[Sometime halfway through the Lich’s health]
Fighter, OOC: Can I ask him to… not do this?
DM: Yes, you can make a persuasion check. [Pause.] Talking is a free action.
Fighter, OOC: Oh! Then I’ll do it.
Fighter: Little Goblin man, do not do this! We are friends.
DM: Roll persuasion.
Fighter, OOC: … That’s a five. Minus three.
[Laughter from around the table.]
DM: Alright, Gobbo, roll to see if you get a nat 1 against persuasion.
Bard, OOC: Okay. [Rolls a nat 1]
[A good moment of stunned silence, and then laughter from everyone but me.]
DM: No, I love it! I love it! So, Gobbo, this speech, it pulls at your heart strings. You remember, you are not a murderer, you are a scholarly goblin. You went to college-
Bard, OOC: The college of swords!
DM: [sighs] Yes, the college of swords. You remember, that these people are your friends, and you are not a killer. So…
[I wrap up the story line, (entailing the power of flight, as well as beating up the person who sent them on the quest and Gobbo becoming the “court lich”) and after some laughter (once again, everyone but me,)…]
DM: Oh my god. [Fighter’s Player], this is your folk hero destiny! You saved the world from an awful lich!
Fighter, OOC: Oh my god, I did!
DM: With the power of friendship!
Bard, OOC: Because of a nat 1…
DM: Good god, this is a power of friendship story! My worst nightmare!
hello! im tara and im brand spanking new to studyblr! (my pronouns r they/them so please be mindful<3) im a senior in high school and i just finished up my ap tests in spanish physics english and psych. next year ill be beginning my major in applied physics and after 3 years moving to my other major in engineering! im a fan of some kpop groups, so u might see some of my favs incorporated into my future notes because i find its a fun way to combine things i love and stay motivated. anywho, i hope i find a place in the studyblr community :D
Earlier this week I went to a hearing about the confederate monument in front of my city’s courthouse, and the mental gymnastics the neo-confederates in attendance had to perform to justify the further existence of the monument was nothing short of incredible. At one point, a man with a PhD in history from a local university spoke in order to demolish the mythology that surrounds the monument. He provided the context for the erection of the statue, which was the “lost cause” ideology that emerged in face of the defeat of the confederate military, an ideology that sought to whitewash history by ignoring the actual cause of the civil war: the southern states’ desire to preserve the institution of slavery.

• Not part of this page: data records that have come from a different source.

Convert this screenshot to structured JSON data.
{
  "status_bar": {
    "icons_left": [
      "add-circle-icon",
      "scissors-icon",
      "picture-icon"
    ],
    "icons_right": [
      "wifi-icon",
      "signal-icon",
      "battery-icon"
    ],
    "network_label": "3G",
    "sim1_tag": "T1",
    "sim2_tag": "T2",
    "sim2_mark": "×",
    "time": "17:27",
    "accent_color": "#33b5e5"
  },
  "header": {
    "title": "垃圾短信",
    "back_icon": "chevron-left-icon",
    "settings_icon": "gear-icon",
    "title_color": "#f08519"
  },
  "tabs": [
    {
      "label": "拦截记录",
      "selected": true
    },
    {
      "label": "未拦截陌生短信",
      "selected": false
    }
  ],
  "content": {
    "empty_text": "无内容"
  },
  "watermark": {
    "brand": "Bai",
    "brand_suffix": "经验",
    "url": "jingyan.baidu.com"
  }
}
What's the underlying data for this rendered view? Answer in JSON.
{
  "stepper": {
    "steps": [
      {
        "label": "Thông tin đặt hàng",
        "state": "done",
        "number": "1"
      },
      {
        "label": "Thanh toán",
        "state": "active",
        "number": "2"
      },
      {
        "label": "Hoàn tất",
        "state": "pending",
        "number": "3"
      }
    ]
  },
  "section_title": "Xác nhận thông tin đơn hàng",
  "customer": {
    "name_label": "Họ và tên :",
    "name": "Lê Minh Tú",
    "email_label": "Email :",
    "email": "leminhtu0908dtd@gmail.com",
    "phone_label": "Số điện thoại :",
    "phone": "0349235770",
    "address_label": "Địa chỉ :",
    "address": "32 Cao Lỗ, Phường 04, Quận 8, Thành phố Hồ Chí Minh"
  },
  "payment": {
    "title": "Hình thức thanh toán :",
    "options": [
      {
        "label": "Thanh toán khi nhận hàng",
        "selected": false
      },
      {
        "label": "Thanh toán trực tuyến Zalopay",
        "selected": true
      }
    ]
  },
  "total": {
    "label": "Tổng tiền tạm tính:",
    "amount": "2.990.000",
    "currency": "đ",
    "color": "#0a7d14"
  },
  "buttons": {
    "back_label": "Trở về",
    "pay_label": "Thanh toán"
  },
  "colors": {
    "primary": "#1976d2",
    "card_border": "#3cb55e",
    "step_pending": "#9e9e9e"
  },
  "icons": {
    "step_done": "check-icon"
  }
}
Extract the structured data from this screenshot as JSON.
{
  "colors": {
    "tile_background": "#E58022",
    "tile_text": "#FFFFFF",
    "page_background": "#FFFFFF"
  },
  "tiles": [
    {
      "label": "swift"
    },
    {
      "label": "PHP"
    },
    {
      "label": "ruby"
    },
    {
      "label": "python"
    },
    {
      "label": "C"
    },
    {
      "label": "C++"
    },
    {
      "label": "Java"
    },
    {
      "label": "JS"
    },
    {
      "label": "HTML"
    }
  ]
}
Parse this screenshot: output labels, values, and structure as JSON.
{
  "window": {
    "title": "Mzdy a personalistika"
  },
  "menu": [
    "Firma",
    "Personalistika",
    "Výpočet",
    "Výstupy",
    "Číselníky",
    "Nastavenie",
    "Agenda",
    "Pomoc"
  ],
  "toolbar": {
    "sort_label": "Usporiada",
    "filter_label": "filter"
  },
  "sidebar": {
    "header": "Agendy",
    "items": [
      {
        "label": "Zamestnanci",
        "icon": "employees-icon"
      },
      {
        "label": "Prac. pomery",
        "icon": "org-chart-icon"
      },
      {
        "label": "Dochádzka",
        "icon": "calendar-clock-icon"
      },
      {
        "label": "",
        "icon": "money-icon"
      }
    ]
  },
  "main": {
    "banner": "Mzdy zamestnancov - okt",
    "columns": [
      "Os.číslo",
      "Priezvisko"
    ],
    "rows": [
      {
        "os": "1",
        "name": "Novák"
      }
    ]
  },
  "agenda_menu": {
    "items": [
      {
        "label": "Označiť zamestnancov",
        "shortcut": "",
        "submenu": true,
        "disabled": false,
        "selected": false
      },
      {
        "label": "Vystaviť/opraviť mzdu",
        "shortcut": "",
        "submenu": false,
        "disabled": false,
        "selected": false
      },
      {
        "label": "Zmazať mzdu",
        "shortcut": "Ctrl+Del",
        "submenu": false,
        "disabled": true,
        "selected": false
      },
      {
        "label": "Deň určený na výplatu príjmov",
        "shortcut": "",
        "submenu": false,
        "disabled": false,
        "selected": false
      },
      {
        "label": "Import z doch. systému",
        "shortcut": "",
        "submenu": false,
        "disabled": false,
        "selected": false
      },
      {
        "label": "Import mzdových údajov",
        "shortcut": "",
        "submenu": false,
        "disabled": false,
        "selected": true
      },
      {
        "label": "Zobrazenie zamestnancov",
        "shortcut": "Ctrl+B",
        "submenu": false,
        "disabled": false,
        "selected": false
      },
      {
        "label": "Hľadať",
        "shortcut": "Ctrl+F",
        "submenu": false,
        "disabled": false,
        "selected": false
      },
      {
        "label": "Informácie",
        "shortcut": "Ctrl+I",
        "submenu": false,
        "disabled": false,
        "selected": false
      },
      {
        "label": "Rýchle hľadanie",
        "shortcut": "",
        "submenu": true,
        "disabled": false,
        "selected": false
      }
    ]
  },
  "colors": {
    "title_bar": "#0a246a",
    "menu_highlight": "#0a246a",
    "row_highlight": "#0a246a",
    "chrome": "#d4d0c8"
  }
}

Not a single neo-confederate in attendance listened. Not only did they not listen, several spoke up after to denigrate them while they were still in attendance. One lady got up to speak and said “I guess they got their degrees from Berkeley”, which made the neo-confederates erupt into laughter and applause. I thought it was weird, because they outright said they got their degrees from a university in this state. One man took the floor to say “we’ll never reach a consensus about the cause of the Civil War”, although professional historians already have: the articles of secession for every state that produced them mention the preservation of the institution of slavery explicitly as their reason for secession.
It really clarified the anti-intellectualism that drives the neo-confederate cause. These are people who simply have an emotional attachment to the symbols of the confederacy. They grew up with them. They formed these attachments long before they were capable of thinking about them critically (if they ever formed the capacity for critical thought at all). This is clearly not a debate between two rational parties. This is debate between people who recognize the scholarly consensus on the confederacy, and people who outright deny history because to do so would require shedding their cultural conditioning.